### PROBLEM TO WORK ON
Below is a listing. Output every line of it exactly.

### GIVEN DATA

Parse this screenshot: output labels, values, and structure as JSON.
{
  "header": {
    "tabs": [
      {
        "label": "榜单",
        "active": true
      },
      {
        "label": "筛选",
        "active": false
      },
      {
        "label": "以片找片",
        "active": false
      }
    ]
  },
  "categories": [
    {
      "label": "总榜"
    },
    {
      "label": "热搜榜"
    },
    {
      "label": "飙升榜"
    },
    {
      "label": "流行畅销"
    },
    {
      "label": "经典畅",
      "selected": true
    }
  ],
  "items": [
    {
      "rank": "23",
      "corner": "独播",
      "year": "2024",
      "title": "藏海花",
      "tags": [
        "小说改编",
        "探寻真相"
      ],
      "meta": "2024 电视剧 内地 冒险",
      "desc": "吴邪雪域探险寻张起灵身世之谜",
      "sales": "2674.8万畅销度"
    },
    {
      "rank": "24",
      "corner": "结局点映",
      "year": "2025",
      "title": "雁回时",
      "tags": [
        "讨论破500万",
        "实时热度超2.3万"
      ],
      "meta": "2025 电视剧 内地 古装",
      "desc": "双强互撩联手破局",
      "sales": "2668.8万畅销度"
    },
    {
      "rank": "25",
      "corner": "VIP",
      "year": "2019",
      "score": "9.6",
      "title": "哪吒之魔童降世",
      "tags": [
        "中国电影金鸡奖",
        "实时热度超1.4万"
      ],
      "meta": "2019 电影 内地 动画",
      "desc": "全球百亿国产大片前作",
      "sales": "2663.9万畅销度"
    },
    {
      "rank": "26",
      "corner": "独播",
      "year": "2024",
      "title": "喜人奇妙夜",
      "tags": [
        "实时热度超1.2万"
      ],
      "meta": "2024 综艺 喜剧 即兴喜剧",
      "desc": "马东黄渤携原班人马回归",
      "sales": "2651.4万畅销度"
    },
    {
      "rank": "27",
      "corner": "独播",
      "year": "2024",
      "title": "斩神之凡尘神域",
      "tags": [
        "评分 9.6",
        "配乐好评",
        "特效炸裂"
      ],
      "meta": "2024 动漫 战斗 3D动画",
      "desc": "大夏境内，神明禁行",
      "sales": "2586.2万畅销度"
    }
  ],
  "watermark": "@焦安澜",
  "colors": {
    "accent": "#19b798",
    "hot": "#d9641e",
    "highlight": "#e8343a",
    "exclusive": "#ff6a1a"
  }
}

### RESULT FOR THIS TASK
Parse this screenshot: output labels, values, and structure as JSON.
{
  "header": {
    "tabs": [
      {
        "label": "榜单",
        "active": true
      },
      {
        "label": "筛选",
        "active": false
      },
      {
        "label": "以片找片",
        "active": false
      }
    ]
  },
  "categories": [
    {
      "label": "总榜"
    },
    {
      "label": "热搜榜"
    },
    {
      "label": "飙升榜"
    },
    {
      "label": "流行畅销"
    },
    {
      "label": "经典畅",
      "selected": true
    }
  ],
  "items": [
    {
      "rank": "23",
      "corner": "独播",
      "year": "2024",
      "title": "藏海花",
      "tags": [
        "小说改编",
        "探寻真相"
      ],
      "meta": "2024 电视剧 内地 冒险",
      "desc": "吴邪雪域探险寻张起灵身世之谜",
      "sales": "2674.8万畅销度"
    },
    {
      "rank": "24",
      "corner": "结局点映",
      "year": "2025",
      "title": "雁回时",
      "tags": [
        "讨论破500万",
        "实时热度超2.3万"
      ],
      "meta": "2025 电视剧 内地 古装",
      "desc": "双强互撩联手破局",
      "sales": "2668.8万畅销度"
    },
    {
      "rank": "25",
      "corner": "VIP",
      "year": "2019",
      "score": "9.6",
      "title": "哪吒之魔童降世",
      "tags": [
        "中国电影金鸡奖",
        "实时热度超1.4万"
      ],
      "meta": "2019 电影 内地 动画",
      "desc": "全球百亿国产大片前作",
      "sales": "2663.9万畅销度"
    },
    {
      "rank": "26",
      "corner": "独播",
      "year": "2024",
      "title": "喜人奇妙夜",
      "tags": [
        "实时热度超1.2万"
      ],
      "meta": "2024 综艺 喜剧 即兴喜剧",
      "desc": "马东黄渤携原班人马回归",
      "sales": "2651.4万畅销度"
    },
    {
      "rank": "27",
      "corner": "独播",
      "year": "2024",
      "title": "斩神之凡尘神域",
      "tags": [
        "评分 9.6",
        "配乐好评",
        "特效炸裂"
      ],
      "meta": "2024 动漫 战斗 3D动画",
      "desc": "大夏境内，神明禁行",
      "sales": "2586.2万畅销度"
    }
  ],
  "watermark": "@焦安澜",
  "colors": {
    "accent": "#19b798",
    "hot": "#d9641e",
    "highlight": "#e8343a",
    "exclusive": "#ff6a1a"
  }
}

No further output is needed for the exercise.